__WORK ORDER__
Every record below is to be restated verbatim, though its images are not.

--

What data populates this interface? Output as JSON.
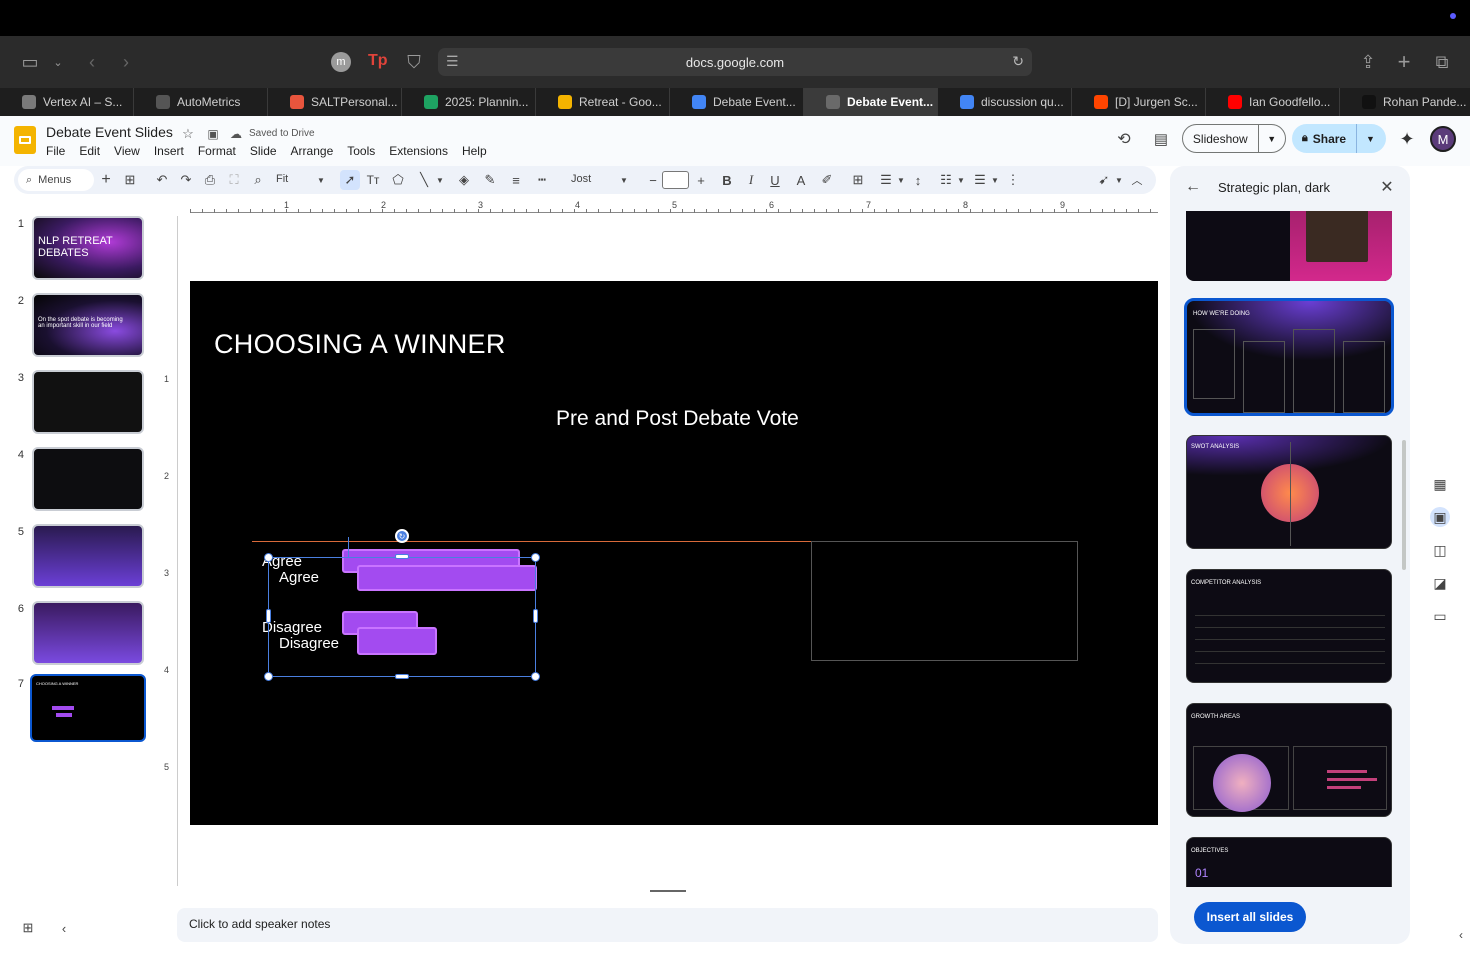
{
  "browser": {
    "url": "docs.google.com",
    "tabs": [
      {
        "label": "Vertex AI – S...",
        "color": "#7a7a7a"
      },
      {
        "label": "AutoMetrics",
        "color": "#555"
      },
      {
        "label": "SALTPersonal...",
        "color": "#e8553d"
      },
      {
        "label": "2025: Plannin...",
        "color": "#1ea362"
      },
      {
        "label": "Retreat - Goo...",
        "color": "#f4b400"
      },
      {
        "label": "Debate Event...",
        "color": "#4285f4"
      },
      {
        "label": "Debate Event...",
        "color": "#6a6a6a",
        "active": true
      },
      {
        "label": "discussion qu...",
        "color": "#4285f4"
      },
      {
        "label": "[D] Jurgen Sc...",
        "color": "#ff4500"
      },
      {
        "label": "Ian Goodfello...",
        "color": "#ff0000"
      },
      {
        "label": "Rohan Pande...",
        "color": "#111"
      }
    ]
  },
  "doc": {
    "title": "Debate Event Slides",
    "saved": "Saved to Drive",
    "menus": [
      "File",
      "Edit",
      "View",
      "Insert",
      "Format",
      "Slide",
      "Arrange",
      "Tools",
      "Extensions",
      "Help"
    ],
    "slideshow": "Slideshow",
    "share": "Share",
    "avatar": "M"
  },
  "toolbar": {
    "menus_label": "Menus",
    "zoom": "Fit",
    "font": "Jost"
  },
  "ruler": {
    "h": [
      "1",
      "2",
      "3",
      "4",
      "5",
      "6",
      "7",
      "8",
      "9"
    ],
    "v": [
      "1",
      "2",
      "3",
      "4",
      "5"
    ]
  },
  "filmstrip": [
    {
      "num": "1",
      "text": "NLP RETREAT DEBATES"
    },
    {
      "num": "2",
      "text": "On the spot debate is becoming an important skill in our field"
    },
    {
      "num": "3",
      "text": ""
    },
    {
      "num": "4",
      "text": ""
    },
    {
      "num": "5",
      "text": ""
    },
    {
      "num": "6",
      "text": ""
    },
    {
      "num": "7",
      "text": "CHOOSING A WINNER"
    }
  ],
  "slide": {
    "title": "CHOOSING A WINNER",
    "subtitle": "Pre and Post Debate Vote",
    "labels": {
      "agree1": "Agree",
      "agree2": "Agree",
      "disagree1": "Disagree",
      "disagree2": "Disagree"
    },
    "bar_color": "#a34bf0"
  },
  "notes": "Click to add speaker notes",
  "panel": {
    "title": "Strategic plan, dark",
    "insert_all": "Insert all slides",
    "templates": [
      {
        "title": "HOW WE'RE DOING"
      },
      {
        "title": "SWOT ANALYSIS"
      },
      {
        "title": "COMPETITOR ANALYSIS"
      },
      {
        "title": "GROWTH AREAS"
      },
      {
        "title": "OBJECTIVES",
        "num": "01"
      }
    ]
  }
}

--

__TASK ANSWER__
What data populates this interface? Output as JSON.
{
  "browser": {
    "url": "docs.google.com",
    "tabs": [
      {
        "label": "Vertex AI – S...",
        "color": "#7a7a7a"
      },
      {
        "label": "AutoMetrics",
        "color": "#555"
      },
      {
        "label": "SALTPersonal...",
        "color": "#e8553d"
      },
      {
        "label": "2025: Plannin...",
        "color": "#1ea362"
      },
      {
        "label": "Retreat - Goo...",
        "color": "#f4b400"
      },
      {
        "label": "Debate Event...",
        "color": "#4285f4"
      },
      {
        "label": "Debate Event...",
        "color": "#6a6a6a",
        "active": true
      },
      {
        "label": "discussion qu...",
        "color": "#4285f4"
      },
      {
        "label": "[D] Jurgen Sc...",
        "color": "#ff4500"
      },
      {
        "label": "Ian Goodfello...",
        "color": "#ff0000"
      },
      {
        "label": "Rohan Pande...",
        "color": "#111"
      }
    ]
  },
  "doc": {
    "title": "Debate Event Slides",
    "saved": "Saved to Drive",
    "menus": [
      "File",
      "Edit",
      "View",
      "Insert",
      "Format",
      "Slide",
      "Arrange",
      "Tools",
      "Extensions",
      "Help"
    ],
    "slideshow": "Slideshow",
    "share": "Share",
    "avatar": "M"
  },
  "toolbar": {
    "menus_label": "Menus",
    "zoom": "Fit",
    "font": "Jost"
  },
  "ruler": {
    "h": [
      "1",
      "2",
      "3",
      "4",
      "5",
      "6",
      "7",
      "8",
      "9"
    ],
    "v": [
      "1",
      "2",
      "3",
      "4",
      "5"
    ]
  },
  "filmstrip": [
    {
      "num": "1",
      "text": "NLP RETREAT DEBATES"
    },
    {
      "num": "2",
      "text": "On the spot debate is becoming an important skill in our field"
    },
    {
      "num": "3",
      "text": ""
    },
    {
      "num": "4",
      "text": ""
    },
    {
      "num": "5",
      "text": ""
    },
    {
      "num": "6",
      "text": ""
    },
    {
      "num": "7",
      "text": "CHOOSING A WINNER"
    }
  ],
  "slide": {
    "title": "CHOOSING A WINNER",
    "subtitle": "Pre and Post Debate Vote",
    "labels": {
      "agree1": "Agree",
      "agree2": "Agree",
      "disagree1": "Disagree",
      "disagree2": "Disagree"
    },
    "bar_color": "#a34bf0"
  },
  "notes": "Click to add speaker notes",
  "panel": {
    "title": "Strategic plan, dark",
    "insert_all": "Insert all slides",
    "templates": [
      {
        "title": "HOW WE'RE DOING"
      },
      {
        "title": "SWOT ANALYSIS"
      },
      {
        "title": "COMPETITOR ANALYSIS"
      },
      {
        "title": "GROWTH AREAS"
      },
      {
        "title": "OBJECTIVES",
        "num": "01"
      }
    ]
  }
}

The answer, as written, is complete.